Glacial earthquakes are earthquakes of (surface-wave) magnitude
~ 5 that occur in glaciated regions (primarily Greenland). They
were first detected in 2003. Since the initial detections, we have
characterized them in much more detail. In particular, we now know that
glacial earthquakes are intimately related to ice motion. They occur only
in regions with very high ice flow speeds (in excess of a few km/year);
the mechanisms are consistent with acceleration of massive chunks of ice
in the downstream direction; and they occur more often during the summer months,
when the most melt is generated.
Plotted at right (red dots) are the locations of the Greenland glacial earthquakes
that occurred between 1993 and 2005. The background colors denote the balance velocity
field (from Bamber et al. 2001) in m/yr. Note that the events occur only in regions

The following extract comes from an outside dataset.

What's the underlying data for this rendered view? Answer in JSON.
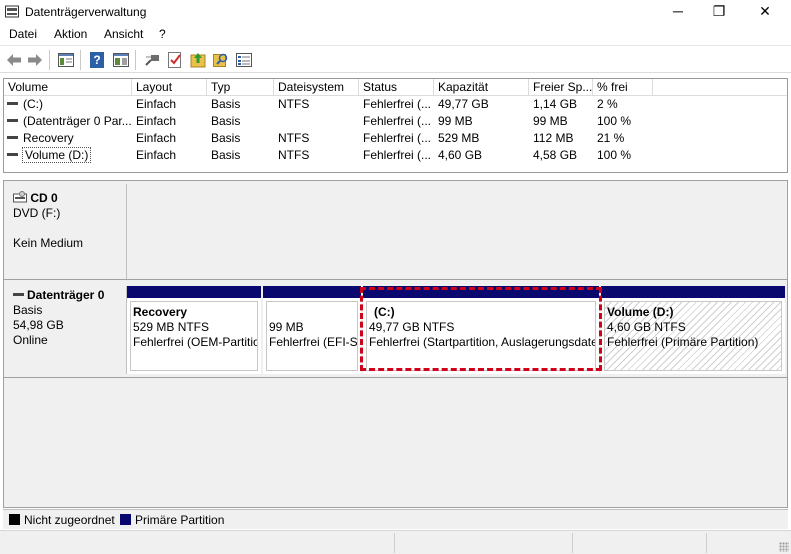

where the ice speed is greater than 1 km/yr.
Update: We now think we understand the physical process relatively well. Very large icebergs
likely calve off into the fjord and push against the glacier face, creating a large force
that is transmitted to the solid Earth. See plots below for schematics of this, and see
publications section for more details.